PHILADELPHIA For most of Ray Allen's career, judging his impact on games was pretty easy.

Allen's value was often measured in how many points scored, or how many dagger 3-pointers he made to help his team win.

But these days, Allen's statistical impact isn't quite as great. Allen is averaging a playoff career-low 11.3 points and in the three games against Philadelphia, he's averaging just 10.7 points per game.

However, his ultimate contribution to the Celtics in terms of winning, could not be any greater.

When you look at all the factors that have played a role in Boston's 2-1 series lead over the Philadelphia 76ers, Allen's mere presence ranks high.

The Celtics are plus-22 when Allen is on the floor, the highest plus-minus ratio of any one in this series with the exception of Kevin Garnett (plus-47) and Avery Bradley (plus-23).

"That tells you his effectiveness," said Sixers coach Doug Collins, who like most coaches who face the Celtics, has paid a great deal of attention to Allen when he enters the game.

"Ray Allen, he's a threat to throw up 20 points any time," Collins said. "When he's on the floor, you have to space him differently.
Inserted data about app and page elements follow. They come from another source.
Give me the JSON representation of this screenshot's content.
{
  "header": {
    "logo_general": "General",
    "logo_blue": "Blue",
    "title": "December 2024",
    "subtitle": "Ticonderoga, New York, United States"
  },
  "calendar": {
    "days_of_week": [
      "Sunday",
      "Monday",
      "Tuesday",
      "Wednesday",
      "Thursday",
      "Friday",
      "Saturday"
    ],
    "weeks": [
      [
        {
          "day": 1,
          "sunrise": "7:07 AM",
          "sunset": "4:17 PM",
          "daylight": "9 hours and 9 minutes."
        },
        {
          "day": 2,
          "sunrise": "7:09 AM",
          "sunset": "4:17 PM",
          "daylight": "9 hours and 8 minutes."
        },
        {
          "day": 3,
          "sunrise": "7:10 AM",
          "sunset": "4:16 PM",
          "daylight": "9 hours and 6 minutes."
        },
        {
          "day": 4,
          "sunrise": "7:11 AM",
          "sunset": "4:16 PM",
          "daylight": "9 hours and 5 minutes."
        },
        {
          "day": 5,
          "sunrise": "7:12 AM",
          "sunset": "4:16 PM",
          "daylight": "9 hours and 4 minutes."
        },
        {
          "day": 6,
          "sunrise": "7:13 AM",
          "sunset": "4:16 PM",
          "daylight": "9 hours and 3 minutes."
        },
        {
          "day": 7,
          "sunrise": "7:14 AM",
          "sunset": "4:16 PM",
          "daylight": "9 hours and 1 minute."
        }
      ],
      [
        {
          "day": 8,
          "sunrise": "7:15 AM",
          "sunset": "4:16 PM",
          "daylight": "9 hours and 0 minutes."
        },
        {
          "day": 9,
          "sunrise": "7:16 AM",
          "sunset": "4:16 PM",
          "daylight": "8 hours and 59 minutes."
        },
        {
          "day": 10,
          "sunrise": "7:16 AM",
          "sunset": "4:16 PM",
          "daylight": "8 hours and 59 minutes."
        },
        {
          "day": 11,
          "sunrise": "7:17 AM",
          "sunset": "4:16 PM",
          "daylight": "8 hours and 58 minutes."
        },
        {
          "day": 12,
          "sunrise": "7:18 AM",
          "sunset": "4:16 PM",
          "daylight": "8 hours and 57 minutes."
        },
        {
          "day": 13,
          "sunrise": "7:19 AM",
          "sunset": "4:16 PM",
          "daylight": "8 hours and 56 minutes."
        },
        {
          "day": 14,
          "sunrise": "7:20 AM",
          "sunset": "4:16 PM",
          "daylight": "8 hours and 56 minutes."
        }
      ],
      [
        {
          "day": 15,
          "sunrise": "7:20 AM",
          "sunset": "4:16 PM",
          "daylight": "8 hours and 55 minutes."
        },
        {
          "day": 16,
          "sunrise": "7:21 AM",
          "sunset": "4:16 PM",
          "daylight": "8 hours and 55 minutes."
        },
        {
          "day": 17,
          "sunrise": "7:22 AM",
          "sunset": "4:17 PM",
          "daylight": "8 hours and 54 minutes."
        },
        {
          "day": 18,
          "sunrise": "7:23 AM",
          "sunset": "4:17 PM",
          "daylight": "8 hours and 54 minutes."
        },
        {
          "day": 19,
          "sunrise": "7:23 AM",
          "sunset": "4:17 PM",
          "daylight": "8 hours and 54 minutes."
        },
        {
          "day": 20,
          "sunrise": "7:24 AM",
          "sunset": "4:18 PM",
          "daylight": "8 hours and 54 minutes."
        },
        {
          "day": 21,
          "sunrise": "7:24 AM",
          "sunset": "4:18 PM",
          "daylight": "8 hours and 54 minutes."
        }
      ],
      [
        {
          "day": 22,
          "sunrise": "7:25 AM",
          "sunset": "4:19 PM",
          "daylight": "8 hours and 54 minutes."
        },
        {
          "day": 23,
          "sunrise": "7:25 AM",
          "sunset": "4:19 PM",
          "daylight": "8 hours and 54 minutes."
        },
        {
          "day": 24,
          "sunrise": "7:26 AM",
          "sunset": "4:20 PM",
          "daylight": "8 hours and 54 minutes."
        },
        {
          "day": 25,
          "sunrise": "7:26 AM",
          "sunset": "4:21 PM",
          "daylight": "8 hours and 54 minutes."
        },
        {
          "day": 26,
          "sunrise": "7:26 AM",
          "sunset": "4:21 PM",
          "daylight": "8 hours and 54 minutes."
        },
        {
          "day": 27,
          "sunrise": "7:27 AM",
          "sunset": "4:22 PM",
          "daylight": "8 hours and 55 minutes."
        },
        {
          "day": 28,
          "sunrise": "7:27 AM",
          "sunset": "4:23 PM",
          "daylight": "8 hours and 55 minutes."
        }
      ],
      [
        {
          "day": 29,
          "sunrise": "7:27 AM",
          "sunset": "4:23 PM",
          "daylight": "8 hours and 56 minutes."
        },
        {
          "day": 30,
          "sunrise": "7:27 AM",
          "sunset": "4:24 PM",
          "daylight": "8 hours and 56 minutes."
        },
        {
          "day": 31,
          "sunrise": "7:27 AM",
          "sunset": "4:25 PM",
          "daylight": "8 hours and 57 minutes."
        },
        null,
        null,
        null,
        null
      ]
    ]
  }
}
He takes away some of your help because you have to shade him a little bit more than you do somebody else."

While it might be tempting to try and force Allen's involvement more in Game 4, don't think for a minute that the NBA's all-time 3-point shooting king will do any lobbying for more shot attempts.

"I don't have to change anything (in Game 4) that happened from last game," Allen said. "The way they guarded me, the way they guarded us as a team, the final score was the result we were all hoping for. The object is to win."

Bradley (Achilles) 'felt good' during return to Celtics lineup

Bradley (Achilles) 'felt good' during return to Celtics lineup

WALTHAM, Mass. – As the final horn blew in Boston’s 108-98 win over Charlotte on Monday night, the game was a win-win kind of night for Avery Bradley.

The Celtics (26-15) continue rolling over opponents at the TD Garden, and he played a relatively pain-free 33 minutes in the win.

It was Bradley’s first game back after missing the previous four with a strained right Achilles injury.

And the fact that he was back on the practice floor on Tuesday (be it a light practice, mind you), bodes well for his injury being a thing of the past now.

“I felt good. It wasn’t sore at all in the game,” Bradley said. “I felt I was moving good. After the game I was a little sore and this morning, but otherwise I felt good.”

Despite Boston being 4-1 this season when Bradley doesn’t play, he has immense value to this Celtics team at both ends of the floor.

Offensively he has been Boston’s second-leading scorer most of this season and currently averages a career-high 17.7 points per game along with 6.9 rebounds which is also a career high.

And defensively, Bradley is coming off a season in which he was named to the NBA’s all-Defensive First Team for the first time.

Any questions or concerns about the Achilles affecting his play defensively were put to rest Monday night when he put the defensive clamps on Nicolas Batum who missed nine of his 11 shots from the field while primarily being guarded by Bradley.

Now his offense, that’s another story.

Bradley failed to reach double digits scoring for the first time this season as he missed seven of his nine shots on Monday to finish with just five points.

But part of that had to do with Bradley passing up shots he normally takes, as well as him missing some he normally knocks down.

Considering his lay-off and the rhythm his teammates have been in shooting the ball in his absence, Bradley wisely decided to get his defensive bearings on track and gradually bring his offensive game around. 

“I have to get my (shooting) rhythm back,” said Bradley who is making a career-best 40.9 percent of his 3-pointers this season. “I’m fine. I’m looking forward to tomorrow’s game.”